The social benefit of Stack’s historic building rehabilitation is the tenants with small budgets now have a way to work out of centrally located office spaces they can afford.
Another upstairs Chinatown establishment offering affordable cooperative office space we visited on the tour was Real Office Centers at 1110 Nuuanu Ave. on the corner of Nuuanu and North Hotel Street
Ron McElroy, who founded 11 similar cooperative office centers in California, opened Chinatown’s Real Office Centers location in January.
It rents to 26 business owners upstairs in offices ranging from the smallest, which is shared space on a large table, to a 310-square-foot office. The average-size office is 100 square feet, which rents for $900 a month.
My favorite was the shared office spaces at a big table that rent for $150 a month for use from 8 a.m. until 5 p.m., Monday through Friday. For $200 a month you can have access to the tabletop and all shared office services 24/7. You just bring in your laptop and plug in to the internet and printing access.
If you need to make a private phone call, you can take your mobile phone into one of ROC’s phone booths — with no phones in them.
All offices share common areas including meeting rooms, a kitchen and an upstairs terrace for group discussions and parties.
Fete restaurant is already operating downstairs in the building and four more restaurants will be added soon, including Cantina and a pizza restaurant called Brick Fire Tavern.
Celine Casamina, who guided us through the Real Office Centers site, was asked by a tour participant what she found most meaningful about working in a historic building. Her answer, I think, sums up the importance of Chinatown’s historic building renovations.
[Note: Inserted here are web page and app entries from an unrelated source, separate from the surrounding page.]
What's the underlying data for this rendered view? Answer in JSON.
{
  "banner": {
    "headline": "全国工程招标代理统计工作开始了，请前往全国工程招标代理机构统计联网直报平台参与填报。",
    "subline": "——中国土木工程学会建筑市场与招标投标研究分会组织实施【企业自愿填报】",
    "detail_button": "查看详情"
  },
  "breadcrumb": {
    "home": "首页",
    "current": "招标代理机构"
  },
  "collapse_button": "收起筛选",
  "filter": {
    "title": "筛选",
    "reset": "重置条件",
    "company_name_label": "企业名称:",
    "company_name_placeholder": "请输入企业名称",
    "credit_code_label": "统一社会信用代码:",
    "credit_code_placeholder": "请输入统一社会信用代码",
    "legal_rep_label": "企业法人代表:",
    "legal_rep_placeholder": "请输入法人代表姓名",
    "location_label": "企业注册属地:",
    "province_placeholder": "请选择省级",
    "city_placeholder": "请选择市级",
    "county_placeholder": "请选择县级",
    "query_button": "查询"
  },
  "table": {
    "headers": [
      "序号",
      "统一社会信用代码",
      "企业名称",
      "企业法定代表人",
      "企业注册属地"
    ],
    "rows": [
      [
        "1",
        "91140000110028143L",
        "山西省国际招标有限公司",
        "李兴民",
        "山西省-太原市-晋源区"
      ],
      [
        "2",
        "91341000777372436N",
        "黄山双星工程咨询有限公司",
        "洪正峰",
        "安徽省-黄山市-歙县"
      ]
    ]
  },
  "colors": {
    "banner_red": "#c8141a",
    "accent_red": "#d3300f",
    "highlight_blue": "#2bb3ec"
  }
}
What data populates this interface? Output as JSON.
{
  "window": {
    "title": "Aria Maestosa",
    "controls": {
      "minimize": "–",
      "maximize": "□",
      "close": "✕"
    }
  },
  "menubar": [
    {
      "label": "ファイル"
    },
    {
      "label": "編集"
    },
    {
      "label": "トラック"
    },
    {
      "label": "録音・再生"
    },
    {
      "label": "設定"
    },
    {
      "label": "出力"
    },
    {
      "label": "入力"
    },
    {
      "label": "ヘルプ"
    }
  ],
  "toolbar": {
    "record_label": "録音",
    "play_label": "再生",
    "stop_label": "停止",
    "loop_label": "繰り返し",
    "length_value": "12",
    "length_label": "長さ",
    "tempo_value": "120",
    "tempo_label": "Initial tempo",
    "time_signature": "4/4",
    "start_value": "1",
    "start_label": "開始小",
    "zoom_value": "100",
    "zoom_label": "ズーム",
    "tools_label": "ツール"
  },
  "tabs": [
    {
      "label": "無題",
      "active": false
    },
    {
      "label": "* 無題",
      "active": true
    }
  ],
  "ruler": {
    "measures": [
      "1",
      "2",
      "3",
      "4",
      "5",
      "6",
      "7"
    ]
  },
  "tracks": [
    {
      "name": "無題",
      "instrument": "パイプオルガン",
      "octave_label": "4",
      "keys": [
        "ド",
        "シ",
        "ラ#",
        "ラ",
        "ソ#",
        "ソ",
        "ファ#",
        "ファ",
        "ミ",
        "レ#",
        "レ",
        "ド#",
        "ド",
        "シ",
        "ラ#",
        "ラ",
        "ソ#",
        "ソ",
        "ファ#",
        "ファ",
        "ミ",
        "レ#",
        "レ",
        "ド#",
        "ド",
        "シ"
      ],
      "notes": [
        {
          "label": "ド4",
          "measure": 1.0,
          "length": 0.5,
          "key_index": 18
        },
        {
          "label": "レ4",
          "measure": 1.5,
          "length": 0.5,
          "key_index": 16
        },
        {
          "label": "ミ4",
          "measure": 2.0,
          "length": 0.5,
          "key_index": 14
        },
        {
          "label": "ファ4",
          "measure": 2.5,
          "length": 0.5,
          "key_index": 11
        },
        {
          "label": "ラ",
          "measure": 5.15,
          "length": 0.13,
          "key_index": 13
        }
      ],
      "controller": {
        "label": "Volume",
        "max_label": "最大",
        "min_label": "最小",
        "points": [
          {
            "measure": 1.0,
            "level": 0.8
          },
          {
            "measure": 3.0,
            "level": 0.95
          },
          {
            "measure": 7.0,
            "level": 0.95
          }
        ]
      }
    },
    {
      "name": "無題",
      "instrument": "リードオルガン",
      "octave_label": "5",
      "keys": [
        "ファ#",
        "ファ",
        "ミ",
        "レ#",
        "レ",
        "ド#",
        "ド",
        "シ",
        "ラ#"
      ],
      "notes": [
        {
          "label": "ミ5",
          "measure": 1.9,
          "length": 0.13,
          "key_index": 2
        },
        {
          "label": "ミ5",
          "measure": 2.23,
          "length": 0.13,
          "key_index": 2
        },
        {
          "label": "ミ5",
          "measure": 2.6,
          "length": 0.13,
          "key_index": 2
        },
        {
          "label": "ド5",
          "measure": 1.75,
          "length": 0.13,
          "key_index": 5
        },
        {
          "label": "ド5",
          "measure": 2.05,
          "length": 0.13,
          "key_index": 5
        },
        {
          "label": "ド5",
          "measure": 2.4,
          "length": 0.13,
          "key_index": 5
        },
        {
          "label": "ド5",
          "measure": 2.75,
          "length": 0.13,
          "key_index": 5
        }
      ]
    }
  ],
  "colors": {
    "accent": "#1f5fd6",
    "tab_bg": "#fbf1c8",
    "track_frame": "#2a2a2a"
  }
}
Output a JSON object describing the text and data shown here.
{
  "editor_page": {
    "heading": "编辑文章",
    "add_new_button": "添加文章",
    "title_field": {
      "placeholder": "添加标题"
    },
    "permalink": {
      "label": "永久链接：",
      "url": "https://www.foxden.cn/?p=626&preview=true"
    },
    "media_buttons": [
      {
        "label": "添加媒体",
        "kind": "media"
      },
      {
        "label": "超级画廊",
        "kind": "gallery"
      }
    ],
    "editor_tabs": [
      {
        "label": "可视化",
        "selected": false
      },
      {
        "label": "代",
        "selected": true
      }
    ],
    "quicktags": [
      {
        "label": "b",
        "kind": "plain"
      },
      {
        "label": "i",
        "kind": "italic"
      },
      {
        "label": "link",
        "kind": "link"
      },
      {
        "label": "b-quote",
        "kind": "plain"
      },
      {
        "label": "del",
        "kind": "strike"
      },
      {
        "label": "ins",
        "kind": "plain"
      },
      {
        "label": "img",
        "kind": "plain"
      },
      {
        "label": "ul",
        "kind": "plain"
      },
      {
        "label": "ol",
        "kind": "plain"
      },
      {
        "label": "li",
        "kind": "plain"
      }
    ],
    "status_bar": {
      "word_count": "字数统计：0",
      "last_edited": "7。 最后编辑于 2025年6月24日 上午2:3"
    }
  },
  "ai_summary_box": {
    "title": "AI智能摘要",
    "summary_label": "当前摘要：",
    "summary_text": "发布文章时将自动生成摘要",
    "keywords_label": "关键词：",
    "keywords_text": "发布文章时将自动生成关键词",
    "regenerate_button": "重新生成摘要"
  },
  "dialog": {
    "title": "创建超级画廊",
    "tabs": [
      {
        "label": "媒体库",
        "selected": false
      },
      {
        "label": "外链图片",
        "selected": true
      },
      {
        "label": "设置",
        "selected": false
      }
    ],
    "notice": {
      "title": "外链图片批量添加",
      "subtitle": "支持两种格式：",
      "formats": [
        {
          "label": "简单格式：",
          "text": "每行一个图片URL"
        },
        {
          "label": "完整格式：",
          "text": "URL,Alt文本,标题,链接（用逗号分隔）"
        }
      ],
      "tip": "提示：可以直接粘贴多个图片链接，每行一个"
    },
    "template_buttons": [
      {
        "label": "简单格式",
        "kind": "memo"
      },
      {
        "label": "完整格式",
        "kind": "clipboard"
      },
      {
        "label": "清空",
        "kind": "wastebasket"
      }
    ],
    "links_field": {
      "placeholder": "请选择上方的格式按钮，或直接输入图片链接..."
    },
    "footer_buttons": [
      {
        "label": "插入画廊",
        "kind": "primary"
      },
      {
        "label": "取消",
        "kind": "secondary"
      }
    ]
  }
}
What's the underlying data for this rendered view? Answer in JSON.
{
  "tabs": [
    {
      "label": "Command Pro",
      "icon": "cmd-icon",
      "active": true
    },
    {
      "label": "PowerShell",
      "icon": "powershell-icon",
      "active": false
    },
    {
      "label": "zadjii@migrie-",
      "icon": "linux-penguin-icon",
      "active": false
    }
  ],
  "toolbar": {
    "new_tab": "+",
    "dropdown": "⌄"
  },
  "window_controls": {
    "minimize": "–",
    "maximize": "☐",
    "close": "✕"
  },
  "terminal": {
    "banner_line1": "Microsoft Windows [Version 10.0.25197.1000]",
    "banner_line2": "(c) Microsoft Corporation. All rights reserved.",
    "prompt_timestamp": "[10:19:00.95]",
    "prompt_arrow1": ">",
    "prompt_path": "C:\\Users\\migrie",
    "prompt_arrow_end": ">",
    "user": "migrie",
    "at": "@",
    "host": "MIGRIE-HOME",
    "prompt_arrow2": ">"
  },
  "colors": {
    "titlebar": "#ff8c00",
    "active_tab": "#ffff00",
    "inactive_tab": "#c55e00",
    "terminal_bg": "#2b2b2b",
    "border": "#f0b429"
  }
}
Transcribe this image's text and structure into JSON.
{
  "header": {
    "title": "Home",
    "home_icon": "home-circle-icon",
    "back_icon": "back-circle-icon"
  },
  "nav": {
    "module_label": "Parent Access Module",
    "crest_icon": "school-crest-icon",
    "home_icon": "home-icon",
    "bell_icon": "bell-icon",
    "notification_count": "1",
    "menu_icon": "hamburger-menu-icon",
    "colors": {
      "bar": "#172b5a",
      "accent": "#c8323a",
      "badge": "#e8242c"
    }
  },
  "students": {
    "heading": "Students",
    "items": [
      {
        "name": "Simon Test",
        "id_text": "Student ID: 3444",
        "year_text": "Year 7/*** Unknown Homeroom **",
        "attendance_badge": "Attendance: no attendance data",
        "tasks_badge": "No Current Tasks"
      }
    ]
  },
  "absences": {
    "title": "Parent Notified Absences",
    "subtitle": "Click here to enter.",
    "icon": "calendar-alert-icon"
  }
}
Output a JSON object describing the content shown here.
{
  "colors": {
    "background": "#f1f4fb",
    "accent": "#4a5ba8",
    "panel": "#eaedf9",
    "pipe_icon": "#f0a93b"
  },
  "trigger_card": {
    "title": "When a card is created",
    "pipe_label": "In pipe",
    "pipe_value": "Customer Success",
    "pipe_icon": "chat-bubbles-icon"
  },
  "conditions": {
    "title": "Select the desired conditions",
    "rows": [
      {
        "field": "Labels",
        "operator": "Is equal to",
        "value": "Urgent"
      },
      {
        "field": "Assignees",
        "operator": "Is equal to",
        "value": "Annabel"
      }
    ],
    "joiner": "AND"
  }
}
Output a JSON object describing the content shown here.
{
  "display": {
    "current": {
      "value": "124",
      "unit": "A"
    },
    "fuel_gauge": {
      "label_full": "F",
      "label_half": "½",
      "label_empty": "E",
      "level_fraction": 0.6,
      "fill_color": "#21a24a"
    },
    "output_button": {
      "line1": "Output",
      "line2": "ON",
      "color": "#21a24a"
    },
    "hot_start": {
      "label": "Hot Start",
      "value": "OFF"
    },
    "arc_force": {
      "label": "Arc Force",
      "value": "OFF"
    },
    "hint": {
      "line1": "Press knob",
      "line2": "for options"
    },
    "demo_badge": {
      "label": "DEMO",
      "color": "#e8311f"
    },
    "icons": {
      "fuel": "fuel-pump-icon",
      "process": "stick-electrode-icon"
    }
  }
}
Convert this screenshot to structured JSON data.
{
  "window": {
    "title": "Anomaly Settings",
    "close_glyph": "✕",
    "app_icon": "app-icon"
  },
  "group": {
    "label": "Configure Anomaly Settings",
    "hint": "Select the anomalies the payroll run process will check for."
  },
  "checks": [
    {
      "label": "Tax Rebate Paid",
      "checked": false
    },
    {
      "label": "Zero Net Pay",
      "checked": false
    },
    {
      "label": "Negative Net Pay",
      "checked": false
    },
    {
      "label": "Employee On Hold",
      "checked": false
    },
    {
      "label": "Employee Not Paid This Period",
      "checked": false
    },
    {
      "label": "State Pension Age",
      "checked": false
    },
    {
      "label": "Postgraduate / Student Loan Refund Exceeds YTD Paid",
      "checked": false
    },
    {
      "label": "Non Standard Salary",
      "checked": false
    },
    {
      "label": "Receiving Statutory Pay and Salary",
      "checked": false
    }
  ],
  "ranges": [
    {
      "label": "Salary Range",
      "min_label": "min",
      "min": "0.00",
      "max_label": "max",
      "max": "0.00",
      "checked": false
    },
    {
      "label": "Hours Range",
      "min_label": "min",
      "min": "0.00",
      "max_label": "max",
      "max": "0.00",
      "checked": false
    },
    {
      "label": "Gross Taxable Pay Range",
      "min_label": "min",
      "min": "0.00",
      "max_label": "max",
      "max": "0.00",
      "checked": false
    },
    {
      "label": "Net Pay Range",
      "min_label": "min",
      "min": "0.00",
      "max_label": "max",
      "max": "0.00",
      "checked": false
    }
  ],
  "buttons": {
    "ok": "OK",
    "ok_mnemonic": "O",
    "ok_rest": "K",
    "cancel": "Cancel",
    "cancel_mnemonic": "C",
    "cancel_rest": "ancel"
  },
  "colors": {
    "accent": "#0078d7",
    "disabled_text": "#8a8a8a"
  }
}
“The building has seen so much. The fact that it is on notorious Hotel Street. The fact that it has survived two Chinatown fires. I think that’s just huge. It carries a vibe you can’t find anywhere else.”